REQUIRED WORK — Work out how many lines of the listing below contain the word "JSON". Respond with that number only.

RECORDS —
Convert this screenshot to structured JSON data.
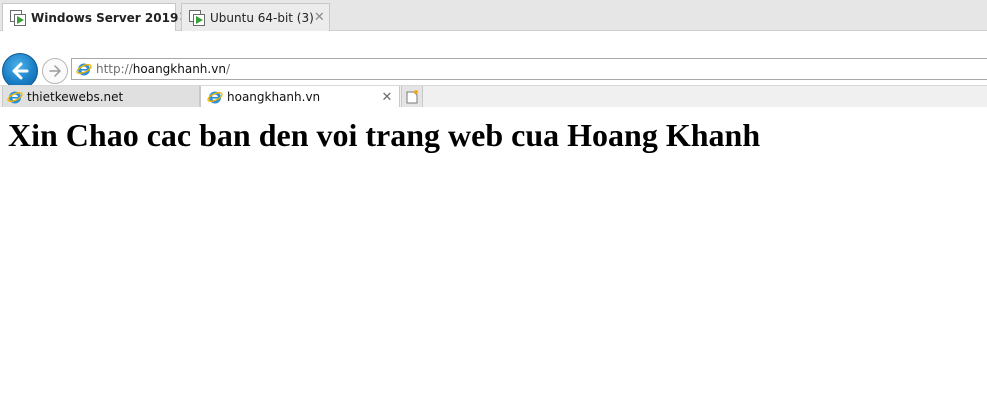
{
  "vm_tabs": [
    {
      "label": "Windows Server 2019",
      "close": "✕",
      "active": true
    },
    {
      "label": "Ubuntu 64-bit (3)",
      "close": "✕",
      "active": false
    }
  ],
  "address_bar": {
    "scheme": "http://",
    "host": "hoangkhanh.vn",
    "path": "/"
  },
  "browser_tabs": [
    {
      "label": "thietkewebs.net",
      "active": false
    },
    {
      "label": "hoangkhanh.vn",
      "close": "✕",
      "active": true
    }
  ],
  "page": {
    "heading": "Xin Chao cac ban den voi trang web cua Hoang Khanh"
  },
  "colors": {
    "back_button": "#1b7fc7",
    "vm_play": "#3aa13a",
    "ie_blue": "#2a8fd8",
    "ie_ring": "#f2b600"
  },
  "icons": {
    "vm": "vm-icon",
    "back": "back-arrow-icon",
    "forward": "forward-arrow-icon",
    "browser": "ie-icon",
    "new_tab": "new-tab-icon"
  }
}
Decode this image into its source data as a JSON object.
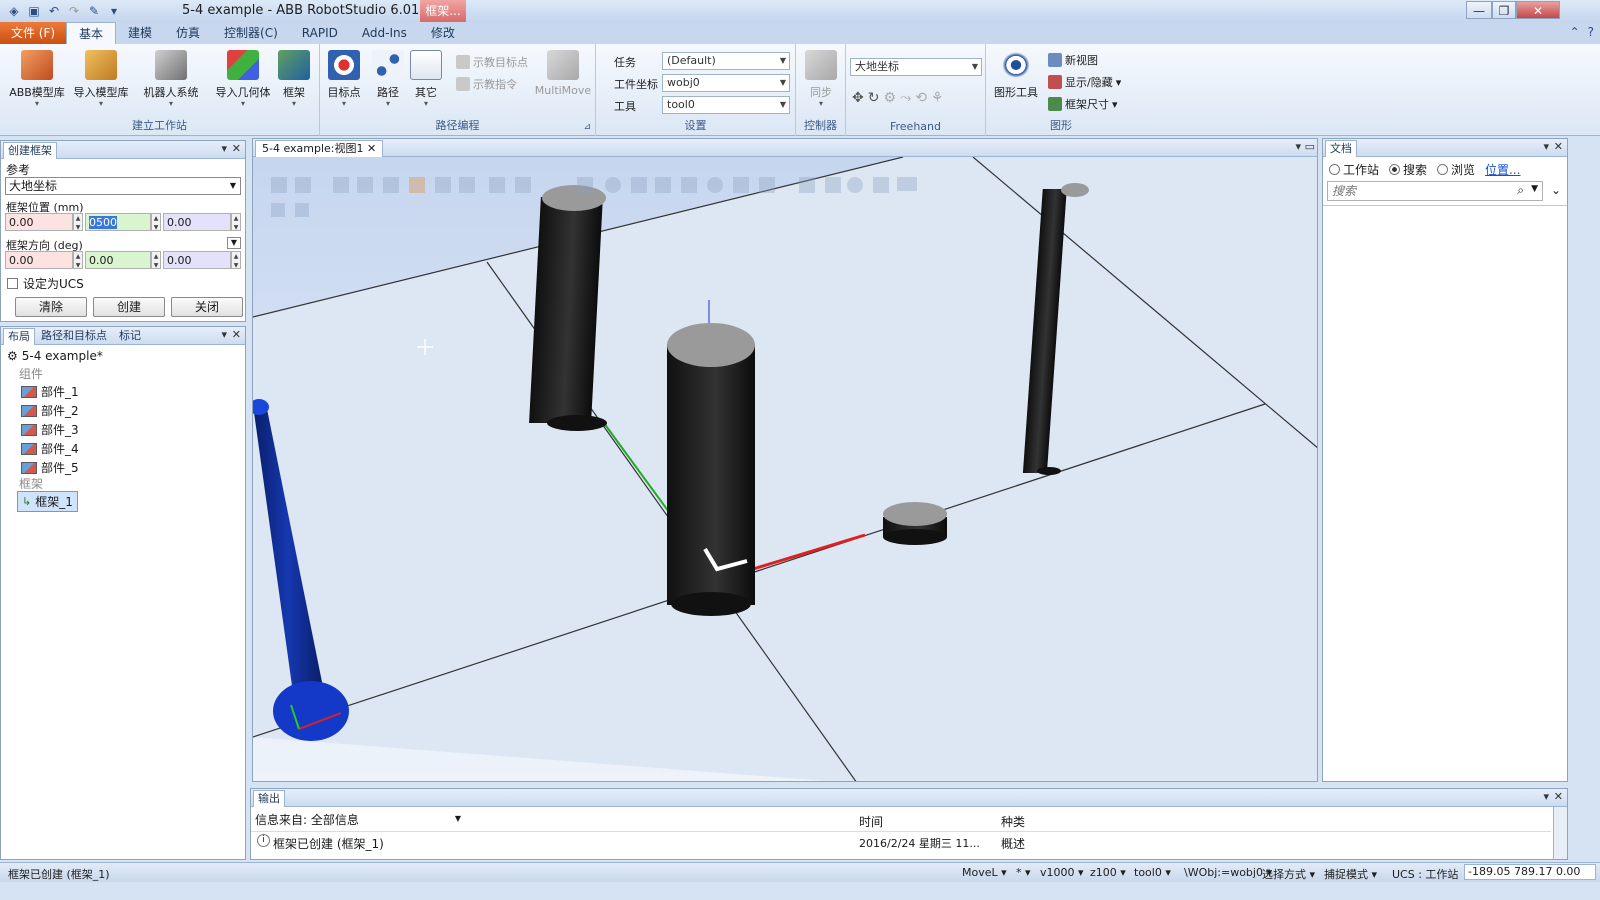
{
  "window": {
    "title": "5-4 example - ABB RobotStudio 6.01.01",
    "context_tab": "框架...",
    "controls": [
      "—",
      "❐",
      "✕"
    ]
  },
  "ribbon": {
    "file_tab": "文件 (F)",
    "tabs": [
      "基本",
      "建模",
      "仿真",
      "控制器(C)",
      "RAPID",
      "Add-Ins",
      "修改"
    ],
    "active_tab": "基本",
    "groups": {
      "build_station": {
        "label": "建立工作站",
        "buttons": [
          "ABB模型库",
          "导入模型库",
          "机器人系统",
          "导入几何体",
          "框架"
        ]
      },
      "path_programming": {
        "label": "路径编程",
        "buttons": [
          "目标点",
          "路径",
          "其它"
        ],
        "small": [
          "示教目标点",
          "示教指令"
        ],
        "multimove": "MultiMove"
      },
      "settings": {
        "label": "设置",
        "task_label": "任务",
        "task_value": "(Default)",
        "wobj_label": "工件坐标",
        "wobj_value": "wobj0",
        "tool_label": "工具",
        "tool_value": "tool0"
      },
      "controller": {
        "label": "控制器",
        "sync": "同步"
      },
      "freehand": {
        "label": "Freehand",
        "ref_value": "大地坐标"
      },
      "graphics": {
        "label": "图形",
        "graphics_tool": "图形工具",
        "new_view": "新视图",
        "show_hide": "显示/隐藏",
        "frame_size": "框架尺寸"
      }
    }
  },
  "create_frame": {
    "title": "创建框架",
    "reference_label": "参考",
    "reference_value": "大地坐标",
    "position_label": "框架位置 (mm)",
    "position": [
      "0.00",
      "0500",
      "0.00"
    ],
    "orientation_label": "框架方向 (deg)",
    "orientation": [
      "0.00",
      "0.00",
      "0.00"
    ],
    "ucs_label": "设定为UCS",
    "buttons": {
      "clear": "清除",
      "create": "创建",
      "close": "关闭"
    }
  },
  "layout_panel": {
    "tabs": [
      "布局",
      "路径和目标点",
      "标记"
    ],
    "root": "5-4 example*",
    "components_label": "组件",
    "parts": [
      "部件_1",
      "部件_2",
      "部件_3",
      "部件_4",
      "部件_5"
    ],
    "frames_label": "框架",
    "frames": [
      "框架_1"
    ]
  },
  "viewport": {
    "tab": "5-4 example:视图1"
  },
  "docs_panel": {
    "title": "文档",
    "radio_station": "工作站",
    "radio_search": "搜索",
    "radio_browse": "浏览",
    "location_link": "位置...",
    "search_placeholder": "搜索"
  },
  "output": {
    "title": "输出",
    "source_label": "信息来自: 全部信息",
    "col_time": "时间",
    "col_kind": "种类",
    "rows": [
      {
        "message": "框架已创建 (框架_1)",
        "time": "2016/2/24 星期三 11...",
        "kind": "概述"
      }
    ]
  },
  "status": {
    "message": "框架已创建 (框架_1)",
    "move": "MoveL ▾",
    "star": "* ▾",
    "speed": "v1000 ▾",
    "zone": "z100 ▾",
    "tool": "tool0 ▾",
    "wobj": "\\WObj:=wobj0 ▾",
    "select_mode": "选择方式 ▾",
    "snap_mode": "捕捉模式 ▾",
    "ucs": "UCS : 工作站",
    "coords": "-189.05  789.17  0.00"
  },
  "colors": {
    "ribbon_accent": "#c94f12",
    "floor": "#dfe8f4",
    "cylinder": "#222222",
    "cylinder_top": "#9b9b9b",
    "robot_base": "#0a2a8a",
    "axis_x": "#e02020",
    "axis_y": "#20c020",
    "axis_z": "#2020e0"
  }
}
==
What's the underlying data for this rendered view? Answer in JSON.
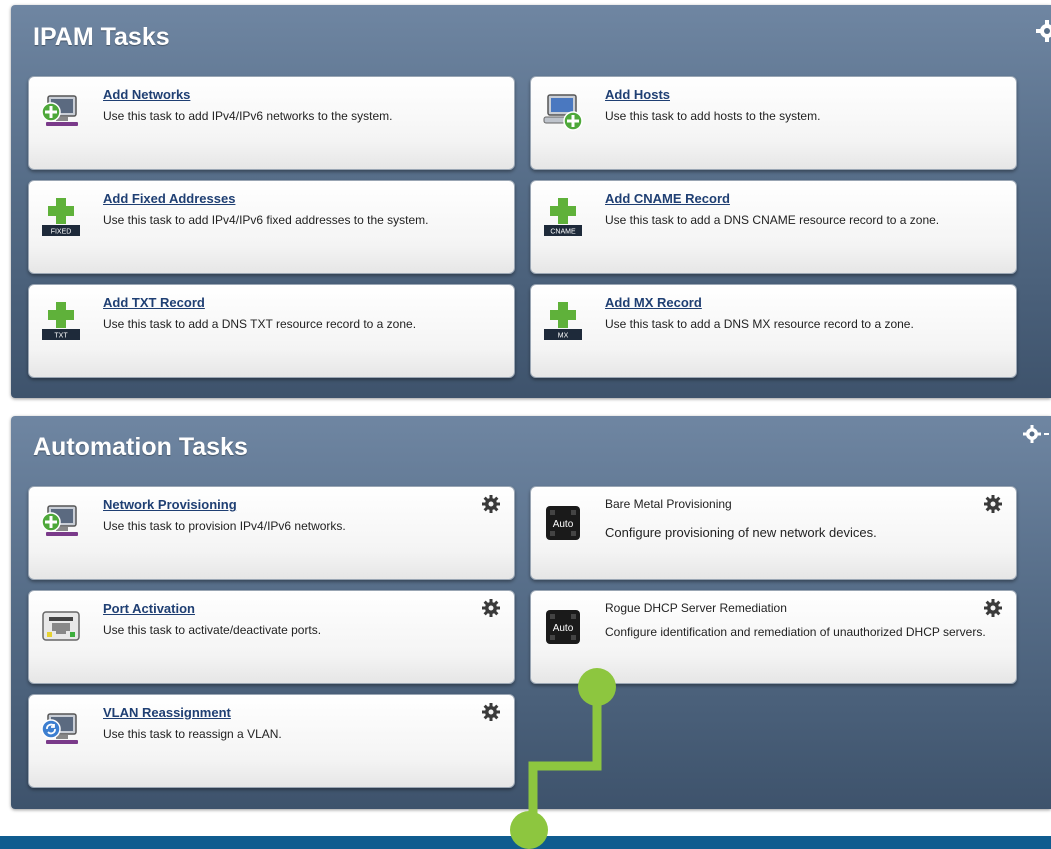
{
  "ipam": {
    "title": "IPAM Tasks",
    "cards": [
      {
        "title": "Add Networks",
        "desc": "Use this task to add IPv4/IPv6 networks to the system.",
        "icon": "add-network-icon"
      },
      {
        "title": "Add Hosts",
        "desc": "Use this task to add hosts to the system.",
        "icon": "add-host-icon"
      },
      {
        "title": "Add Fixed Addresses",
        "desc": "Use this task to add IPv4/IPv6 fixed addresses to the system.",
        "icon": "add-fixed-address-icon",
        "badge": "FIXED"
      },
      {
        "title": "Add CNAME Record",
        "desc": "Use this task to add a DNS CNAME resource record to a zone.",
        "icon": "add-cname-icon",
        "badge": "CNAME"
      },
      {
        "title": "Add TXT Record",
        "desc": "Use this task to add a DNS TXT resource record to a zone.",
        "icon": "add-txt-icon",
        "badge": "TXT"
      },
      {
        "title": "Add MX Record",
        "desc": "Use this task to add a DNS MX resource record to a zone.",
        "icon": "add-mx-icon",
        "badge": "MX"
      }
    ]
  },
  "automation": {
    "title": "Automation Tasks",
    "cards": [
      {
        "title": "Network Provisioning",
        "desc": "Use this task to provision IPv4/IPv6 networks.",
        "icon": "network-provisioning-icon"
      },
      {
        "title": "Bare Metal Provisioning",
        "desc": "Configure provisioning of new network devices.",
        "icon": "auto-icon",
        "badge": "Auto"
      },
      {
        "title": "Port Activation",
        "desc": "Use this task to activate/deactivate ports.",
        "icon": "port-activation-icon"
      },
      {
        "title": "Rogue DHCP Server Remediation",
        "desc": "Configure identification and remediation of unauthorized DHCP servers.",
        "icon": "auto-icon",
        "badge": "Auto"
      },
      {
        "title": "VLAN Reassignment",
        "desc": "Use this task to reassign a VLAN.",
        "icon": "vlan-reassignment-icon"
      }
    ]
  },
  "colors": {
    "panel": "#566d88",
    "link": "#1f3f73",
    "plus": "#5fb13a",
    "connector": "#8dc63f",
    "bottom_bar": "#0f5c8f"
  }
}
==
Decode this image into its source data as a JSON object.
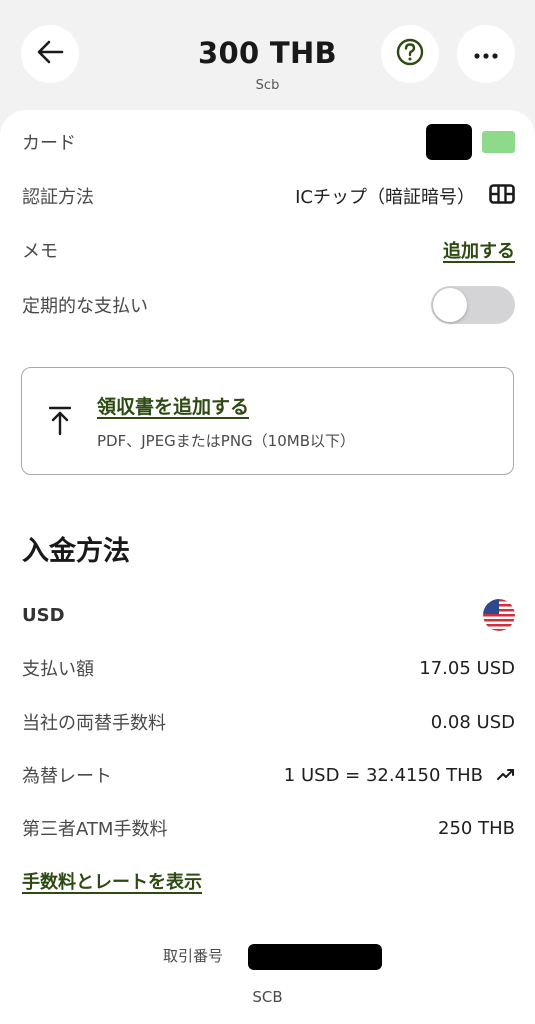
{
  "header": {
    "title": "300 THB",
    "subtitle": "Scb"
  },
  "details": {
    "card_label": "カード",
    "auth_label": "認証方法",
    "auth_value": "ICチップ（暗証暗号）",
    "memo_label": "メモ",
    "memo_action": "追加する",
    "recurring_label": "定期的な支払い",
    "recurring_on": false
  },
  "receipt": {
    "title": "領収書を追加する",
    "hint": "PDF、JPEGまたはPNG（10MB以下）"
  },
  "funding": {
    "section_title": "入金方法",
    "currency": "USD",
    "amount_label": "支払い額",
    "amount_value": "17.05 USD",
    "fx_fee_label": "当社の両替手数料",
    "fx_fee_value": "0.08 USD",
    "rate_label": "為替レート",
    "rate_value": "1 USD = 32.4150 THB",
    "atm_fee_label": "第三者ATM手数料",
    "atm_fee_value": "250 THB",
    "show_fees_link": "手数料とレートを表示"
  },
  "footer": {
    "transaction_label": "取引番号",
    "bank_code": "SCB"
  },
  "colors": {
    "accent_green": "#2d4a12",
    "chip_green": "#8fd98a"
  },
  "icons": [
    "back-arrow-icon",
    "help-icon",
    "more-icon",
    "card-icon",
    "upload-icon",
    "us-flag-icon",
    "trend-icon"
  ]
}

YOUR RESPONSE — 4